**Task to complete**
What's needed is a full, exact retyping of the records.

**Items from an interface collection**

== == ==

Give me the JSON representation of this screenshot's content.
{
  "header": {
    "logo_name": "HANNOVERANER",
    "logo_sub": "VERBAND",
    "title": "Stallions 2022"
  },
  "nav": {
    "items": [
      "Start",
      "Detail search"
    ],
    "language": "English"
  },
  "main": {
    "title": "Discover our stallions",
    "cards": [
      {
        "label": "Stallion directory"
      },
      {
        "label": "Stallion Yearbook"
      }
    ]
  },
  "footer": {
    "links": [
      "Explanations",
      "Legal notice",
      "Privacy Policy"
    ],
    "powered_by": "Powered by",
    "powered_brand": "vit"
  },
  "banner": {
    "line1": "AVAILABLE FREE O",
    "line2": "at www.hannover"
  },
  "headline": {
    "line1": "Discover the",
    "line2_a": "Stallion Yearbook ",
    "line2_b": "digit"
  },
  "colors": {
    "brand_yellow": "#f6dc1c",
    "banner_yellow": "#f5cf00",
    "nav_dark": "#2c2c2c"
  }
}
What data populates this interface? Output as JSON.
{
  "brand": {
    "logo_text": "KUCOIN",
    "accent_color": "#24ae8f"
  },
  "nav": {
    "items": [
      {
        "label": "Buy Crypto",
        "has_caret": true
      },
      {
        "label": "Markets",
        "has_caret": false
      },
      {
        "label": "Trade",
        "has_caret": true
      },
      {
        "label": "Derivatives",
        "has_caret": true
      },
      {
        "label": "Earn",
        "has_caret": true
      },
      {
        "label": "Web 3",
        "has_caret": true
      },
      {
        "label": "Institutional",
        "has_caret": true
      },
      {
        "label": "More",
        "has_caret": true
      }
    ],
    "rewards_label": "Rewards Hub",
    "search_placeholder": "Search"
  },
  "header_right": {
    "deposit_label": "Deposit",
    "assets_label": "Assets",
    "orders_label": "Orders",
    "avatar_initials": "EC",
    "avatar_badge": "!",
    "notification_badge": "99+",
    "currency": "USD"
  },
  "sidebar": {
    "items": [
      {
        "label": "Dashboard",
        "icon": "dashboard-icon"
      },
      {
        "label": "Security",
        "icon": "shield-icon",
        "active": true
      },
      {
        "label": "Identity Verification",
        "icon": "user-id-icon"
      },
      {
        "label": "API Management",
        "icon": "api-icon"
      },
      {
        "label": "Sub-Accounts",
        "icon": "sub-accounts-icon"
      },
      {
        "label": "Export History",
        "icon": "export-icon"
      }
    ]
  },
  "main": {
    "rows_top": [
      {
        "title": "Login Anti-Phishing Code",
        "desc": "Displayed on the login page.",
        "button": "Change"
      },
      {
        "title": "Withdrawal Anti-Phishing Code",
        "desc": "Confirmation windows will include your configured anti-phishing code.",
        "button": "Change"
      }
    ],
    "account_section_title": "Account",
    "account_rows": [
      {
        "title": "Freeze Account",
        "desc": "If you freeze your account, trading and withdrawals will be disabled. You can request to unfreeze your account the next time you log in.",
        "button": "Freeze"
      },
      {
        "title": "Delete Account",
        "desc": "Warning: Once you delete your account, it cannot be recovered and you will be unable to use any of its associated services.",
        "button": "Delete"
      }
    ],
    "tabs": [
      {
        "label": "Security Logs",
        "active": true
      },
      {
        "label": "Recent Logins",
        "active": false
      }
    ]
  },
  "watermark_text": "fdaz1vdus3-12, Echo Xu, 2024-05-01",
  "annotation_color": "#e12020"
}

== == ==

**Answer to this task**
Give me the JSON representation of this screenshot's content.
{
  "header": {
    "logo_name": "HANNOVERANER",
    "logo_sub": "VERBAND",
    "title": "Stallions 2022"
  },
  "nav": {
    "items": [
      "Start",
      "Detail search"
    ],
    "language": "English"
  },
  "main": {
    "title": "Discover our stallions",
    "cards": [
      {
        "label": "Stallion directory"
      },
      {
        "label": "Stallion Yearbook"
      }
    ]
  },
  "footer": {
    "links": [
      "Explanations",
      "Legal notice",
      "Privacy Policy"
    ],
    "powered_by": "Powered by",
    "powered_brand": "vit"
  },
  "banner": {
    "line1": "AVAILABLE FREE O",
    "line2": "at www.hannover"
  },
  "headline": {
    "line1": "Discover the",
    "line2_a": "Stallion Yearbook ",
    "line2_b": "digit"
  },
  "colors": {
    "brand_yellow": "#f6dc1c",
    "banner_yellow": "#f5cf00",
    "nav_dark": "#2c2c2c"
  }
}
What data populates this interface? Output as JSON.
{
  "brand": {
    "logo_text": "KUCOIN",
    "accent_color": "#24ae8f"
  },
  "nav": {
    "items": [
      {
        "label": "Buy Crypto",
        "has_caret": true
      },
      {
        "label": "Markets",
        "has_caret": false
      },
      {
        "label": "Trade",
        "has_caret": true
      },
      {
        "label": "Derivatives",
        "has_caret": true
      },
      {
        "label": "Earn",
        "has_caret": true
      },
      {
        "label": "Web 3",
        "has_caret": true
      },
      {
        "label": "Institutional",
        "has_caret": true
      },
      {
        "label": "More",
        "has_caret": true
      }
    ],
    "rewards_label": "Rewards Hub",
    "search_placeholder": "Search"
  },
  "header_right": {
    "deposit_label": "Deposit",
    "assets_label": "Assets",
    "orders_label": "Orders",
    "avatar_initials": "EC",
    "avatar_badge": "!",
    "notification_badge": "99+",
    "currency": "USD"
  },
  "sidebar": {
    "items": [
      {
        "label": "Dashboard",
        "icon": "dashboard-icon"
      },
      {
        "label": "Security",
        "icon": "shield-icon",
        "active": true
      },
      {
        "label": "Identity Verification",
        "icon": "user-id-icon"
      },
      {
        "label": "API Management",
        "icon": "api-icon"
      },
      {
        "label": "Sub-Accounts",
        "icon": "sub-accounts-icon"
      },
      {
        "label": "Export History",
        "icon": "export-icon"
      }
    ]
  },
  "main": {
    "rows_top": [
      {
        "title": "Login Anti-Phishing Code",
        "desc": "Displayed on the login page.",
        "button": "Change"
      },
      {
        "title": "Withdrawal Anti-Phishing Code",
        "desc": "Confirmation windows will include your configured anti-phishing code.",
        "button": "Change"
      }
    ],
    "account_section_title": "Account",
    "account_rows": [
      {
        "title": "Freeze Account",
        "desc": "If you freeze your account, trading and withdrawals will be disabled. You can request to unfreeze your account the next time you log in.",
        "button": "Freeze"
      },
      {
        "title": "Delete Account",
        "desc": "Warning: Once you delete your account, it cannot be recovered and you will be unable to use any of its associated services.",
        "button": "Delete"
      }
    ],
    "tabs": [
      {
        "label": "Security Logs",
        "active": true
      },
      {
        "label": "Recent Logins",
        "active": false
      }
    ]
  },
  "watermark_text": "fdaz1vdus3-12, Echo Xu, 2024-05-01",
  "annotation_color": "#e12020"
}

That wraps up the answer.